_WHAT YOU ARE ASKED TO DO_: Each line of the listing that includes the string "icon" is to be identified and copied.
__________
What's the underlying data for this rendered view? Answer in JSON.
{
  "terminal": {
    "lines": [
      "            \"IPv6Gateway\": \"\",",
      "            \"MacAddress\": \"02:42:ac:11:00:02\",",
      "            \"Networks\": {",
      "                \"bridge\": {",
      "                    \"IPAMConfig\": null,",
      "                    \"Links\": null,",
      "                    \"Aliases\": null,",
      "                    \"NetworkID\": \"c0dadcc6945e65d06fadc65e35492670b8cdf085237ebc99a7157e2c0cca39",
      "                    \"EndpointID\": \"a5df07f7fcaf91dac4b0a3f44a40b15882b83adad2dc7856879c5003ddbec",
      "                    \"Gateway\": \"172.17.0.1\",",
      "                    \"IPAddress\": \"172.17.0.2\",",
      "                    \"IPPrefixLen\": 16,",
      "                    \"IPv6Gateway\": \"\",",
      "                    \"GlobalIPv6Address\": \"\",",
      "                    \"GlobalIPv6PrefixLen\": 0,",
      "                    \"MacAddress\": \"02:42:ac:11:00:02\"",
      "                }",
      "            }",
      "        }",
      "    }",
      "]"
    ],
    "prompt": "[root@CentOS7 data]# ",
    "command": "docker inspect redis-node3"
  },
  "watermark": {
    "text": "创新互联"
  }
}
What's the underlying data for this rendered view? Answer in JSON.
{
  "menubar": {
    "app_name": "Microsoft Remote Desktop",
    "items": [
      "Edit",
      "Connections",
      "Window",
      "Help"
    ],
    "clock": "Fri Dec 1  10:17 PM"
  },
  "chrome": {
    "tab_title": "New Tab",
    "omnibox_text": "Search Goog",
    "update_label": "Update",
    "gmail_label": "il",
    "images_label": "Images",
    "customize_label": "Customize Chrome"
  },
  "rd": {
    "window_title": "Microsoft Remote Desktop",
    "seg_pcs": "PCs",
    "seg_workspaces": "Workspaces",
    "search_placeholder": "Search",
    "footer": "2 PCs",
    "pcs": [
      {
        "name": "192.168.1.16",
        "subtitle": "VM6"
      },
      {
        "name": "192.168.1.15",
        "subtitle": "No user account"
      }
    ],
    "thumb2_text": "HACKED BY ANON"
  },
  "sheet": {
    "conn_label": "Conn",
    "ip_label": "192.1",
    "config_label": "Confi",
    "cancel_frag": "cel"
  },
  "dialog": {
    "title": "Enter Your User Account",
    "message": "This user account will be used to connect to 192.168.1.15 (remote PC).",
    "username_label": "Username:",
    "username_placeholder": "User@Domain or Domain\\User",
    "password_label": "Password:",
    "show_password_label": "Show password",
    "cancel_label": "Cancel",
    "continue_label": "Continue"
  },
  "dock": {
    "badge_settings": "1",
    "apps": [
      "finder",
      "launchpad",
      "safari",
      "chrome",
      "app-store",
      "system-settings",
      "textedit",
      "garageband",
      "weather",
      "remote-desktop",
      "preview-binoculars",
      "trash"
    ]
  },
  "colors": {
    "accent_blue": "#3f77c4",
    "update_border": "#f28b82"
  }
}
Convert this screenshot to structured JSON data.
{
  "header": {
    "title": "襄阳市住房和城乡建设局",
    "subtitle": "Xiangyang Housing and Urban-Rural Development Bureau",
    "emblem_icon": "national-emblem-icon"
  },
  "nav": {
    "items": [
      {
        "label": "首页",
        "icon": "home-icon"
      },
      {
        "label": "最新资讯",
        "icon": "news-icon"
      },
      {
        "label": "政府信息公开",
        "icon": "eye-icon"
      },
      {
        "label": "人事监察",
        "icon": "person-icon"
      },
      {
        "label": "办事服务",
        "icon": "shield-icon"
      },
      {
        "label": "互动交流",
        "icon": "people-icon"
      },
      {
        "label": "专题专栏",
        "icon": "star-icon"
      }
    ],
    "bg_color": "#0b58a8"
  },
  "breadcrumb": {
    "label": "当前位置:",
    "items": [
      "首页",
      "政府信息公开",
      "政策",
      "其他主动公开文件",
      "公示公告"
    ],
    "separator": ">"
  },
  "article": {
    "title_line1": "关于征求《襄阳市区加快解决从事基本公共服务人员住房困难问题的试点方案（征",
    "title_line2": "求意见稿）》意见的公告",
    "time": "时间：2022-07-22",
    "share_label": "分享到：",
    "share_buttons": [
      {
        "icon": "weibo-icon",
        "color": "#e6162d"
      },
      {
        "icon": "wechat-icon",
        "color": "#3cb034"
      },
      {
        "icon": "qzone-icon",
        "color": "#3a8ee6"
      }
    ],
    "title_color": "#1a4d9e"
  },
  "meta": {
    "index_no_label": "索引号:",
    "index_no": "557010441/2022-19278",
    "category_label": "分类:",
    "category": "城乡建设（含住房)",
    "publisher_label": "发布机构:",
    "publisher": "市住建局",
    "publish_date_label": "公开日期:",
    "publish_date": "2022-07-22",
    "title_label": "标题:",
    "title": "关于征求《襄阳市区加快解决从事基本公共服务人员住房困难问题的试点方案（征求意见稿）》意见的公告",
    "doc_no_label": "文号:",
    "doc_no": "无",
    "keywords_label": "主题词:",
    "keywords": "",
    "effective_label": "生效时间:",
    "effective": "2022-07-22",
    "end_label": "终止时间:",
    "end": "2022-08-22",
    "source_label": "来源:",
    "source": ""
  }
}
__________
_RESPONSE TO THIS TASK_:
    "emblem_icon": "national-emblem-icon"
        "icon": "home-icon"
        "icon": "news-icon"
        "icon": "eye-icon"
        "icon": "person-icon"
        "icon": "shield-icon"
        "icon": "people-icon"
        "icon": "star-icon"
        "icon": "weibo-icon",
        "icon": "wechat-icon",
        "icon": "qzone-icon",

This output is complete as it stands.